Yes, after much destruction of expensive hardware including the Pixel 2 belonging to Google researcher Benson Leung, you can now source the new USB cables much more safely. Benson has been testing these cables for quite a while and has been trying to convince major suppliers such as Amazon to vet the cables they are selling, and to refuse to sell ones which are not up to spec.
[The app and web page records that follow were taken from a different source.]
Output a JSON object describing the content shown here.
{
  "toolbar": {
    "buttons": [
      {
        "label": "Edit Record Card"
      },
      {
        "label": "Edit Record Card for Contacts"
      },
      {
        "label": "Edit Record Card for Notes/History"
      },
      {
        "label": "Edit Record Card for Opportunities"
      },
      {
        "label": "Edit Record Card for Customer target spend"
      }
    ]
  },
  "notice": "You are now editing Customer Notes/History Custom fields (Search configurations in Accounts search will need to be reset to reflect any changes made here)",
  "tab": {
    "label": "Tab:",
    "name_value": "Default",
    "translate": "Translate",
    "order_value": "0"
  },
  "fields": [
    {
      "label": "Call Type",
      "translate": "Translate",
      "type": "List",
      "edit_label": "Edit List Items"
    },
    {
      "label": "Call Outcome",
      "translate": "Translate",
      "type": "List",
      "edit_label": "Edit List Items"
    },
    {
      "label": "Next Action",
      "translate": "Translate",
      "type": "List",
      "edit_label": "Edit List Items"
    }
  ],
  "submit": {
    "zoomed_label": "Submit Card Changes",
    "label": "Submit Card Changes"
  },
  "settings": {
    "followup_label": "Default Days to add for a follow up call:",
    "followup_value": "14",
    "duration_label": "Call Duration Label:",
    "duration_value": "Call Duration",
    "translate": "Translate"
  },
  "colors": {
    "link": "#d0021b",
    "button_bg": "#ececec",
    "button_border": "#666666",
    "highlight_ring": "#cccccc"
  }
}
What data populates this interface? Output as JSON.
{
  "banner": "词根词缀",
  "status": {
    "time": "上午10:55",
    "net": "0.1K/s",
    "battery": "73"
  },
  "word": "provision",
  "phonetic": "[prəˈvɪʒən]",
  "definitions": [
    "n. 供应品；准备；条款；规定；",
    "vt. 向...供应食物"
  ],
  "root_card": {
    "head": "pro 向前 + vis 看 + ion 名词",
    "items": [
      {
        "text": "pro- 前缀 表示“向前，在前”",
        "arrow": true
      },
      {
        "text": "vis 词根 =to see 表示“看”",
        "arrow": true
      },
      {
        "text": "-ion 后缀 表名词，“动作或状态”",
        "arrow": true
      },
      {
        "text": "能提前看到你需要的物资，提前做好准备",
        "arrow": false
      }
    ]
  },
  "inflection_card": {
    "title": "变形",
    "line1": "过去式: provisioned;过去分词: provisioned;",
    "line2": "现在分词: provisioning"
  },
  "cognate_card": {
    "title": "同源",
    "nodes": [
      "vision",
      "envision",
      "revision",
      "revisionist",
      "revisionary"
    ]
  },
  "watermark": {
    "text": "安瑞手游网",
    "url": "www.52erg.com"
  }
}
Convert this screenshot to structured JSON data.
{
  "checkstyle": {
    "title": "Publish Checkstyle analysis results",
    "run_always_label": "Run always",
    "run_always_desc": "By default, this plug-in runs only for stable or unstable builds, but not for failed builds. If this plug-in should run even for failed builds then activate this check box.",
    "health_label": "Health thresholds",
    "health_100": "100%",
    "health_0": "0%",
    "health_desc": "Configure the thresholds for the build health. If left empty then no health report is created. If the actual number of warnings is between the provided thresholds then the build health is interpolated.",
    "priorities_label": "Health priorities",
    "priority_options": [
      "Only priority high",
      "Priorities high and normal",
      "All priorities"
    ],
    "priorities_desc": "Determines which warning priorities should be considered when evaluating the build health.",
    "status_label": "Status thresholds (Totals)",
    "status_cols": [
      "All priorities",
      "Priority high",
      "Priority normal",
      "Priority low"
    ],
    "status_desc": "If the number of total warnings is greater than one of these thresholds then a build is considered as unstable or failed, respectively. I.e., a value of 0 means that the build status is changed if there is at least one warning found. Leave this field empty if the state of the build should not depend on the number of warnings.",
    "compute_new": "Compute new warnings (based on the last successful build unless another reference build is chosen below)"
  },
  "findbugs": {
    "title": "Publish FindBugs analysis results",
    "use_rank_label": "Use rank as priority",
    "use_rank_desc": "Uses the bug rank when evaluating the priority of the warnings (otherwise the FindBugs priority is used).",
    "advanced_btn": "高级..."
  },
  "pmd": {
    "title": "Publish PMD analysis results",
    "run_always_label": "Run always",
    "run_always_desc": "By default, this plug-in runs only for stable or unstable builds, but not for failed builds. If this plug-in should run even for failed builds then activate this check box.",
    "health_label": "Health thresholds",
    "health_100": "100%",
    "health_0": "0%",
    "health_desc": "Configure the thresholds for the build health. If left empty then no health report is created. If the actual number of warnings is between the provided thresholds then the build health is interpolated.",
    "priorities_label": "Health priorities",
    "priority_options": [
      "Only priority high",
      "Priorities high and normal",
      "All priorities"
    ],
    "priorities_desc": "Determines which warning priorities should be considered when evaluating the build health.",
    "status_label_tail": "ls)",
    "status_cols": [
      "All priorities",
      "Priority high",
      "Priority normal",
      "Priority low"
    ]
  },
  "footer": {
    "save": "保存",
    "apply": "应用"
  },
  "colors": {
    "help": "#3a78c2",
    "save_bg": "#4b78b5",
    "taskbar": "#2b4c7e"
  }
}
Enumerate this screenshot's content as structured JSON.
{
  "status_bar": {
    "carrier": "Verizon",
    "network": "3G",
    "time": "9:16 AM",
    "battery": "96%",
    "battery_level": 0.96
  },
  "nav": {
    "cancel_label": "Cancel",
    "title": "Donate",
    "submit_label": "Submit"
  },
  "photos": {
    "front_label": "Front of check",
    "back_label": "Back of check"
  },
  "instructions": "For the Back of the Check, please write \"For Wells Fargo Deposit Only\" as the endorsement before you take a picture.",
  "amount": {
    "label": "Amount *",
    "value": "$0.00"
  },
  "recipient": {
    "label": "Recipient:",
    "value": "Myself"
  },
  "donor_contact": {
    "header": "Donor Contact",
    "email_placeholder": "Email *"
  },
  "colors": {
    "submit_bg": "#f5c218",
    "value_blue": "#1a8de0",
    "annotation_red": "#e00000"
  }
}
According to what The Inquirer has heard this quest has finally been completed and Amazon will no longer sell 'any USB-C (or USB Type-C) cable or adapter product that is not compliant with standard specifications issued by USB Implementers Forum Inc'. That would include cables that were being sold by the smartphone company OnePlus, whose cables would work only with their phones.
***OnePlus contacted us to clarify that as of January they've restocked their products with Type-C cables and adapters with 56kΩ resistors, which are fully compliant with the standard.***
It has taken far too long to do this and the killer cables are still out there at retail outlets and other online marketplaces, so exercise caution but Type-C is finally safe enough to think of using for charging and the other new capabilities it posesses.
"Amazon has now stepped in to put a stop to the free-for-all on crappy cables. The retailer's list of prohibited electronics items now includes 'any USB-C (or USB Type-C) cable or adapter product that is not compliant with standard specifications issued by USB Implementers Forum Inc'."
Here is some more Tech News from around the web:
- Confirmed: Microsoft and Canonical Partner To Bring Ubuntu To Windows 10 @ Slashdot
- Windows 10 Now Runs On 270 Million Monthly Active Devices @ Slashdot
- Acer Chromebook 14 arrives with aluminium chassis and 14-hour battery life @ The Inquirer
- Monster crowdfunding total raised for Sinclair ZX Spectrum Vega+ @ The Register
- Surface Hub: A Howard Hughes folly, or a cunning Post It Note killer? @ The Register
- Over 1,400 Vulnerabilities Found In Automated Medical Supply System @ Slashdot
- Three-bit quantum gate a step closer to universal quantum computer @ The Register